As my soggy feet trod through the snow and my boys and I lost our hiking path, I thought of this quote,

“The great thing, if one can, is to stop regarding all the unpleasant things as interruptions of one’s ‘own,’ or ‘real’ life. The truth is of course that what one calls the interruptions are precisely one’s real life — the life God is sending one day by day.” – C.S. Lewis

The friend who shared this quote is the mother of six.  She’s an expert in interruption-management.  Or is it interruption-appreciation?!

Back to our hike.  “Surely if we climb, we’ll get a better view,” I conjured.   So we clamored up the hills (it was more like rock-climbing).  It was fun.  The wind blew softly.   The sun shone brightly.  We had the mountains to ourselves.   Or so we thought.  That’s when we spotted the mountain goats.  Higher we climbed to see them better.

Wow.  Six of them.  Frolicking along.  We paused.  We marveled.

Still no sight of the path.

The boys led the way.  What a surprising delight to follow.  For years our family has been a circle of Chiefs without Indians; each person claiming for leadership.  I think I set the example.  Today, I determined to follow.

“I’m on my way down,” announced our youngest who had chased the mountain goats the longest.  “Don’t worry about me…well, worry just a little bit.”  I breathed a prayer for all of our safety.  Indeed, I had made it down by sliding on my rear in Lycra running tights.  Dress for success.  Thank you, wild blueberry bushes, for having measured me pace.

We found a semblance of a pass and crossed over to the other side of the mountain.  “Let’s continue 10 minutes to see if we find a path.  If not, since we’ve been wandering around these rocks for more than an hour and I think we’re lost, we should turn back,” suggested our youngest.

Eventually, one son found a path.  How, I wonder?  My feet could not stand side by side within it.   Where the snow did not cover it, the tall grasses did.  Tiny as it was, we followed it and eventually found one painted rock certifying the discovery of a bona fide route.

It led us down a cliff.

I was again on my rear, but this time on slate rock.

We each managed fear in our ways.  My method is through prayer.

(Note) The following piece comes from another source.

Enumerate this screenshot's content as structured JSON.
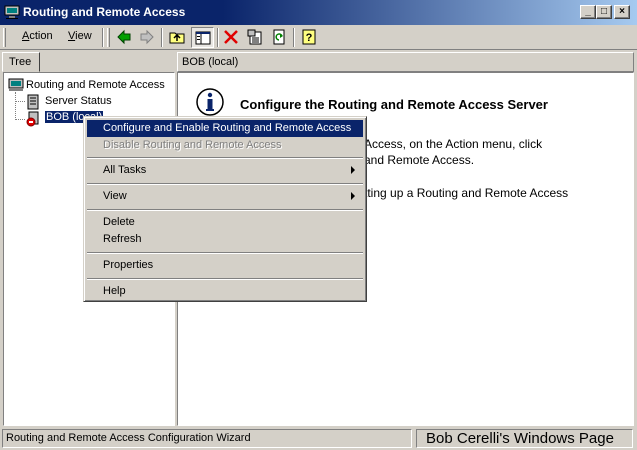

“’The Sovereign LORD is my strength!
He makes me as surefooted as a deer,
able to tread upon the heights.’ Habakkuk 3:19

Thank you, Lord, for not having given me feet like a cow…or like a duck!!!!   And today I even thank you for my big butt!”

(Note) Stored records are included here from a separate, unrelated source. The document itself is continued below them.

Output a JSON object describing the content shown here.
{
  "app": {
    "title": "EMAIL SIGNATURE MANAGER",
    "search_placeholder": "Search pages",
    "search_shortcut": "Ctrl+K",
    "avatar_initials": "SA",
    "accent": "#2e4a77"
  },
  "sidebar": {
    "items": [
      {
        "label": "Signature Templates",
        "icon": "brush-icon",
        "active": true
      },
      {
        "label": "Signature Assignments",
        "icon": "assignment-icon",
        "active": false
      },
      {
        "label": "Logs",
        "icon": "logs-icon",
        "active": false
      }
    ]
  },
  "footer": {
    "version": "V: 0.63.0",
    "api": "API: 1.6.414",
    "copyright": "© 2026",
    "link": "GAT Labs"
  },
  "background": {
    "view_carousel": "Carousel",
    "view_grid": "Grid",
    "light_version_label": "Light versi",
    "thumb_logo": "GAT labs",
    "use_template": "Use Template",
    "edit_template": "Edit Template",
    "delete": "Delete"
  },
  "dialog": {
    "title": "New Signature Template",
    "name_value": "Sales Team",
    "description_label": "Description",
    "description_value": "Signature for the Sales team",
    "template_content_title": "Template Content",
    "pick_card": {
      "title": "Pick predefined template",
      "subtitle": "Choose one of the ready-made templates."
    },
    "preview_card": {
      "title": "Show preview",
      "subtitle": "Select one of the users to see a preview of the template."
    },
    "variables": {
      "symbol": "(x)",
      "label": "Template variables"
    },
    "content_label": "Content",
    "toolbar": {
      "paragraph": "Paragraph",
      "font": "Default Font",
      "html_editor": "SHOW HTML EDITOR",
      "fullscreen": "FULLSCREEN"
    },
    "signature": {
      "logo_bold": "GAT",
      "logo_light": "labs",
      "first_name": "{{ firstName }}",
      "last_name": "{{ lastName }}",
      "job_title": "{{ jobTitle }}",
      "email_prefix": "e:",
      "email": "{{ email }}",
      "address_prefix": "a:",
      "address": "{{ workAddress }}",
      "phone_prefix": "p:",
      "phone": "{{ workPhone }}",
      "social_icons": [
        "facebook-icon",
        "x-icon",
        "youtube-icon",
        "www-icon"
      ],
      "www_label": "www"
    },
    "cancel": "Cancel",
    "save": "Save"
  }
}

Even as we descended in concentrated silence, I kept reveling in the joy of the day’s interruptions.  Our “planned” walk led us through wondrous scenery and a few adventurous segments.  Lovely.  But this trek none of us will quickly forget.  We were creating memories.

Our interspersed comments evolved from, “Use this ledge,” to “This spot is not as bad.” And finally to, “Part II in front looks like it’s easier….I think.”  The worst of the façade behind us, I looked back to try and locate the path and could not distinguish it.  Too small.  And too infrequently traveled.  Not surprisingly!

Joyful conversation flowed spontaneously as we strode on “Part II,” a.k.a. post-façade descent.   One of them broke out in song, “C’mon baby, rock my boodee…” until they settled in to defining the qualities of excellent confidence boosters.

“The best confidence booster is just being present.  Staying by someone’s side.”
“I hate those confidence non-boosters when someone speaks too much, especially in the crucial moments.  I don’t want to hear, ‘You’re such a champ…’ when my 6 foot body is crawling on a ledge on all fours…Afterwards, I might feel like one (grin), but at that moment, I just feel awkward.”

“This is so eeaazzzy,” they chanted as we continued down the steep slope.  Once you’ve descended a façade, the rest is a piece of cake.  I ventured,

“Guys, maybe a great confidence booster is doing something TOUGH, slip sliding through it even, but getting through.  There is something to overcoming a challenge.  It gives you a head start for the next one.”
“Yeah.  YEAH!”

Exhausted, back at the car, finally filled with food, I announced.  “I’m proud of myself.  YOU should be proud of yourselves.”


And as if it were a revelation, “I guess I am.”


What do you think?